“Our consultants will review the experience of the recent electronic voter registration pilot and compare this with global e-voter frameworks and evolving standards,” said Mr Anthony Mwai, the country general manager at IBM East Africa.
The government will today deepen its efforts to create a more transparent executive when President Kibaki presides over the launch of a new Open Government Data Portal, which will for the first time make several large government data sets available to researchers and the general public.
The data will be available online in a flexible, user-friendly platform that will allow users to view different data including the national census data at national, province, and county levels, compare different data sets, create maps and other graphics, and directly download data for their own use.
But it is the MPs that stand to see more pressure from the public with the launch of the online access to parliamentary debates, which will also serve as a reference resource for judicial officers.
The Hansards will enable Kenyans to tell if their MP was present in parliament at whatever time, his or her contribution on the days debate their voting patterns at the click of a button.
Until Thursday, they were only available to the public in hard copy at a fee after a visit to the Kenya National Assembly’s library or the Kenya National Archives. One also needed to have prior knowledge of the year and month in which that issue was discussed and the edition of the Hansard in which it was recorded.
“The records are also a rich research resource, providing insight into, for example, how an issue like majimbo has been addressed through time, or to verify a particular MP’s position on an issue,” said Denis Gikunda, Google localisation manager for Africa. Hansard reports are also frequently produced in evidence in civil and criminal proceedings.
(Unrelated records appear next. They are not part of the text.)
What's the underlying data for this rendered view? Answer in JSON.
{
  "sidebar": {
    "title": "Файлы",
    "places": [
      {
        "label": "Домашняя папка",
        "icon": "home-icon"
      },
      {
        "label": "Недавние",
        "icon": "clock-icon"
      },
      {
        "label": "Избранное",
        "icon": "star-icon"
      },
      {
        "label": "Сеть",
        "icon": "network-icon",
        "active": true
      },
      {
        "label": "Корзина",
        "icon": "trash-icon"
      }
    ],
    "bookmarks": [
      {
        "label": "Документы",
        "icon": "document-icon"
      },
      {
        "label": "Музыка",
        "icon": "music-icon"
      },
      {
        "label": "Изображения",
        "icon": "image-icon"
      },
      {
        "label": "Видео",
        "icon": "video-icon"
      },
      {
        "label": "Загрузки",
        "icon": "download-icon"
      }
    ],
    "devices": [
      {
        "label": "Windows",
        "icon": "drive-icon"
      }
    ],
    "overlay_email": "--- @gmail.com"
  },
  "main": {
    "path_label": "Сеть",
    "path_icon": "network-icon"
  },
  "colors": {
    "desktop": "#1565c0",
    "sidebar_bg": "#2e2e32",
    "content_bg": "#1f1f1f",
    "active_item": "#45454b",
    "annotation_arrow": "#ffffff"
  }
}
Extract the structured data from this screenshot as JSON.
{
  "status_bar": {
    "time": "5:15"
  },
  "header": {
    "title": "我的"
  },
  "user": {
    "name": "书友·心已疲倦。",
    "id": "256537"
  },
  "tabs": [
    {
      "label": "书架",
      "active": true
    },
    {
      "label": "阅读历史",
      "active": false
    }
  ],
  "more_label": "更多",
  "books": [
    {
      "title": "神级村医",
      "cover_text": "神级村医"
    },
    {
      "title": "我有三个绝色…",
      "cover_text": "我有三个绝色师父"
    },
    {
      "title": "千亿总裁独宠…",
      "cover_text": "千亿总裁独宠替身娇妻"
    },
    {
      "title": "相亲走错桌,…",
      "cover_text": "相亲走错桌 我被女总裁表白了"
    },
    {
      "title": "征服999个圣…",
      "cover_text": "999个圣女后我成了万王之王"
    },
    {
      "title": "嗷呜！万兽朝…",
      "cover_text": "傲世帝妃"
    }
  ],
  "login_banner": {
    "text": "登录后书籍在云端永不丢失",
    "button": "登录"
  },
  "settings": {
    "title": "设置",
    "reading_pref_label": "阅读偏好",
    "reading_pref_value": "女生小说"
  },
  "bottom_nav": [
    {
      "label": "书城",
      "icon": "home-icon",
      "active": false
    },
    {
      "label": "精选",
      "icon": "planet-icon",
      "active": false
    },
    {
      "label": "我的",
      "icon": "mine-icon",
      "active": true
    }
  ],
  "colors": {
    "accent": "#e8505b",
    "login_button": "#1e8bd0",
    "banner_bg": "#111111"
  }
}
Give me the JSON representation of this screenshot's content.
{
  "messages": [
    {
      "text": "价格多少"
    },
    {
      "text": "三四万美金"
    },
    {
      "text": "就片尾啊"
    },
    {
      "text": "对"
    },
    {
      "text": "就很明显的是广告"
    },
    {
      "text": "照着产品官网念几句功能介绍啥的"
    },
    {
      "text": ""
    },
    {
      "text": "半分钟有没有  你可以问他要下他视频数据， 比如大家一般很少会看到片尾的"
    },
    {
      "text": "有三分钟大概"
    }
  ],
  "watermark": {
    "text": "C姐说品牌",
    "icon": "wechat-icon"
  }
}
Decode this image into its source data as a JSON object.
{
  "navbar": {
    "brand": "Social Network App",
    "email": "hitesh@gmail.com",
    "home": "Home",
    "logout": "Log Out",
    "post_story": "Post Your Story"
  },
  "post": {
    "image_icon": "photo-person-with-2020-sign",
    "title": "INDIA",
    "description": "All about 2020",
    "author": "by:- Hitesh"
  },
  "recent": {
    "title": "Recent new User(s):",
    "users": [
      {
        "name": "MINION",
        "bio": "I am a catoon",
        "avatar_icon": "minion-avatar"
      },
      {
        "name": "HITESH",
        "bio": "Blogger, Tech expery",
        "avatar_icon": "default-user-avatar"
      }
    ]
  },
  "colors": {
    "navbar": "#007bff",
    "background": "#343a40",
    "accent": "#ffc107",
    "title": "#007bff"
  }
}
The system, which allows Internet users to search and cross reference the proceedings is also expected to reduce cases of collusion by MPs to pass certain Bills in parliament since the public can easily monitor their actions. It will also be crucial under the new Constitution that provides for several elected officials including Senators and Governors, which will make it difficult for the public to monitor the performance of their elected officials.
The initiative, spearheaded by the National Council for Law Reporting, that is tasked with providing legal information to the public together with Google and the Kenya ICT Board, will also allow judicial officers easy access to accurate and timely information to enhance their arguments and ruling.
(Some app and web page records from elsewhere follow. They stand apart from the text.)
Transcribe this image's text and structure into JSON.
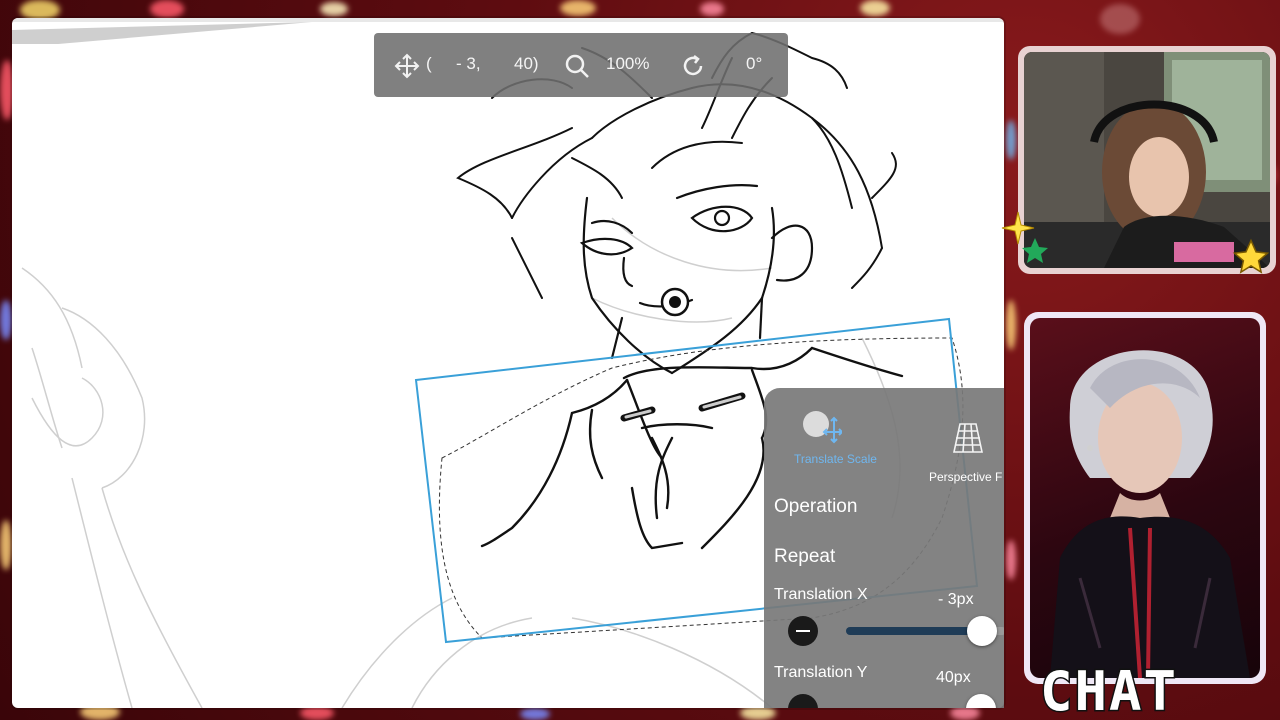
{
  "toolbar": {
    "move_icon": "move-arrows-icon",
    "coord_open": "(",
    "x_value": "- 3,",
    "y_value": "40)",
    "zoom_icon": "magnifier-icon",
    "zoom_value": "100%",
    "rotate_icon": "rotate-icon",
    "rotation_value": "0°"
  },
  "transform_panel": {
    "modes": [
      {
        "label": "Translate Scale",
        "icon": "translate-scale-icon",
        "active": true
      },
      {
        "label": "Perspective F",
        "icon": "perspective-grid-icon",
        "active": false
      }
    ],
    "operation_label": "Operation",
    "repeat_label": "Repeat",
    "translation_x": {
      "label": "Translation X",
      "value": "- 3px",
      "fraction": 0.85
    },
    "translation_y": {
      "label": "Translation Y",
      "value": "40px"
    }
  },
  "overlay": {
    "chat_label": "CHAT"
  },
  "colors": {
    "selection_box": "#3aa0d8",
    "accent_blue": "#6fb7f0",
    "panel_bg": "#787878",
    "background": "#5e0c10"
  }
}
“It represents a fulfillment of the citizen’s right to access public information, a right introduced by the new Constitution. This right places an obligation on the Government to provide public information in a time and form that is reliable and accessible to the citizen,” said deputy Chief Justice Nancy Baraza. “Judicial officers will also be in a better position to understand the spirit and context within which an enactment of a particular law by parliament was done, and this is expected to translate into better interpretation of the laws,” she said.
This will be a shot in the arm for civil society groups monitoring parliamentary debate at a time when MPs are under increasing pressure to deliver on their promises, coming after the introduction of live television broadcasts. Players in the sector reckon that technology is best suited to support its reforms initiatives in the Judiciary system such as enhancing accessibility, transparency and effectiveness.
“Kenyans want a judicial system where a case can be filed in the morning, the hearing completed in the afternoon and a ruling done in the evening,” said the deputy CJ. “This challenge is not insurmountable with technology.”
The Judiciary, which has already set up a teleconference facility linking Nairobi and Mombasa law courts is calling on parliament to fast track a legal framework to support these initiatives.
“The case of lost files will be a thing of the past when we fully have all our records in an electronic format,” said Justice Philip Waki, a court of appeal judge and the Chairman of the Judiciary ICT committee. “We are also considering the recommendations from the ICT board to set up a case management system, an audio visual and transcription system among others.”
Additional reporting by Kui Kinyanjui